- 19. Oliveira AC, Oliveira AM, Adan LF, Oliveira NF, Silva AM, et al. (2008) C-reactive protein and metabolic syndrome in youth: a strong relationship? Obesity (Silver Spring) 16: 1094–1098.
- 20. Cook S, Auinger P, Huang TT (2009) Growth curves for cardio-metabolic risk factors in children and adolescents. J Pediatr 155: S6 e15–26.
- 21. (2004) U.S. Census Bureau, Population Division, Fertility & Family Statistics Branch. Current Population Survey: Definitions and explanations.
- 22. (2005) US Department of Health and Human Services, US Department of Agriculture: Dietary Guidelines for Americans.
- 23. Hanley JA, McNeil BJ (1982) The meaning and use of the area under the receiver operating characteristic (ROC) curve. Radiology 143: 29–36.
- 24. McGuire KA, Ross R (2011) Sedentary behavior is not associated with cardiometabolic risk in adults with abdominal obesity. PloS One 6: e20503.
- 25. Andersen LB, Harro M, Sardinha LB, Froberg K, Ekelund U, et al. (2006) Physical activity and clustered cardiovascular risk in children: a cross-sectional study (The European Youth Heart Study). Lancet 368: 299–304.
- 26. Rowlands AV, Stone MR, Eston RG (2007) Influence of speed and step frequency during walking and running on motion sensor output. Med Sci Sports Exerc 39: 716–727.
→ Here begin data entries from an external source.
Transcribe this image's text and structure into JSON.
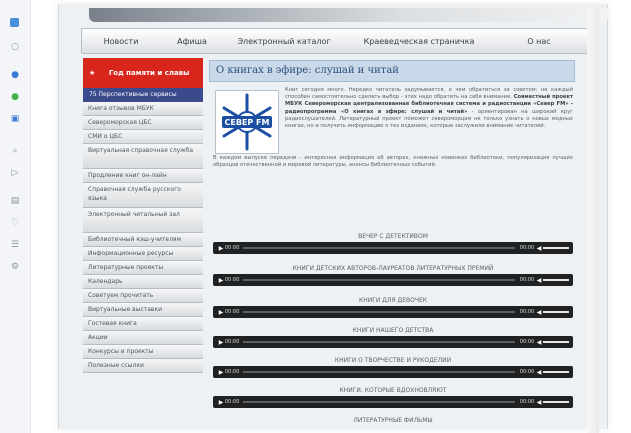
{
  "browser_strip": {
    "icons": [
      "grid-icon",
      "circle-icon",
      "dot-blue-icon",
      "dot-green-icon",
      "tab-icon",
      "search-icon",
      "arrow-icon",
      "panel-icon",
      "heart-icon",
      "list-icon",
      "settings-icon"
    ]
  },
  "topnav": {
    "items": [
      "Новости",
      "Афиша",
      "Электронный каталог",
      "Краеведческая страничка",
      "О нас"
    ]
  },
  "sidebar": {
    "head": "Год памяти и славы",
    "subhead": "75 Перспективные сервисы",
    "items": [
      "Книга отзывов МБУК",
      "Североморская ЦБС",
      "СМИ о ЦБС",
      "Виртуальная справочная служба",
      "Продление книг он-лайн",
      "Справочная служба русского языка",
      "Электронный читальный зал",
      "Библиотечный кэш-учителям",
      "Информационные ресурсы",
      "Литературные проекты",
      "Календарь",
      "Советуем прочитать",
      "Виртуальные выставки",
      "Гостевая книга",
      "Акции",
      "Конкурсы и проекты",
      "Полезные ссылки"
    ]
  },
  "content": {
    "title": "О книгах в эфире: слушай и читай",
    "logo_text": "СЕВЕР FM",
    "intro": "Книг сегодня много. Нередко читатель задумывается, о чем обратиться за советом: не каждый способен самостоятельно сделать выбор - этих надо обратить на себя внимание.",
    "intro_bold": "Совместный проект МБУК Североморская централизованная библиотечная система и радиостанции «Север FM» - радиопрограмма «О книгах в эфире: слушай и читай»",
    "intro_tail": "- ориентирован на широкий круг радиослушателей. Литературный проект поможет североморцам не только узнать о новых модных книгах, но и получить информацию о тех изданиях, которые заслужили внимание читателей.",
    "body": "В каждом выпуске передачи - интересная информация об авторах, книжных новинках библиотеки, популяризация лучших образцов отечественной и мировой литературы, анонсы библиотечных событий.",
    "tracks": [
      {
        "title": "ВЕЧЕР С ДЕТЕКТИВОМ",
        "time": "00:00",
        "duration": "00:00"
      },
      {
        "title": "КНИГИ ДЕТСКИХ АВТОРОВ-ЛАУРЕАТОВ ЛИТЕРАТУРНЫХ ПРЕМИЙ",
        "time": "00:00",
        "duration": "00:00"
      },
      {
        "title": "КНИГИ ДЛЯ ДЕВОЧЕК",
        "time": "00:00",
        "duration": "00:00"
      },
      {
        "title": "КНИГИ НАШЕГО ДЕТСТВА",
        "time": "00:00",
        "duration": "00:00"
      },
      {
        "title": "КНИГИ О ТВОРЧЕСТВЕ И РУКОДЕЛИИ",
        "time": "00:00",
        "duration": "00:00"
      },
      {
        "title": "КНИГИ, КОТОРЫЕ ВДОХНОВЛЯЮТ",
        "time": "00:00",
        "duration": "00:00"
      },
      {
        "title": "ЛИТЕРАТУРНЫЕ ФИЛЬМЫ",
        "time": "",
        "duration": ""
      }
    ]
  },
  "colors": {
    "sidebar_head": "#d9261c",
    "sidebar_sub": "#3b4a8c",
    "title_bg": "#c9d9ea",
    "player": "#1f2122"
  }
}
- 27. Eston RG, Rowlands AV, Ingledew DK (1998) Validity of heart rate, pedometry, and accelerometry for predicting the energy cost of children's activities. J Appl Physiol 84: 362–371.
- 28. Rowlands AV, Eston RG (2007) The measurement and insterpretation of children's physical activity. J Sports Sci Med 6: 270–276.
- 29. Lakka TA, Laaksonen DE (2007) Physical activity in prevention and treatment of the metabolic syndrome. Appl Physiol Nutr Metab 32: 76–88.
- 30. Treuth MS, Schmitz K, Catellier DJ, McMurray RG, Murray DM, et al. (2004) Defining accelerometer thresholds for activity intensities in adolescent girls. Med Sci Sports Exerc 36: 1259–1266.